Task description: Provide the number of lines in the entries below containing "label", with no further words.
====== Supplied information ======
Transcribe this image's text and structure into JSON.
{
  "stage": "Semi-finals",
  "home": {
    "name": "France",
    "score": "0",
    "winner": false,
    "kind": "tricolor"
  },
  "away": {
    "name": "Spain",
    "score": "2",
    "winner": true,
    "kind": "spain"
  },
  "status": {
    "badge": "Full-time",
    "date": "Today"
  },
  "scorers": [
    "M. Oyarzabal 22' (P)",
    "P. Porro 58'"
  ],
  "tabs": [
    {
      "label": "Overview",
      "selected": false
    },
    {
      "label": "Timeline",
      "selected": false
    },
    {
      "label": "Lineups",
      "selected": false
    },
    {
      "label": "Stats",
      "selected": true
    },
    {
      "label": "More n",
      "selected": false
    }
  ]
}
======
Task solution: 5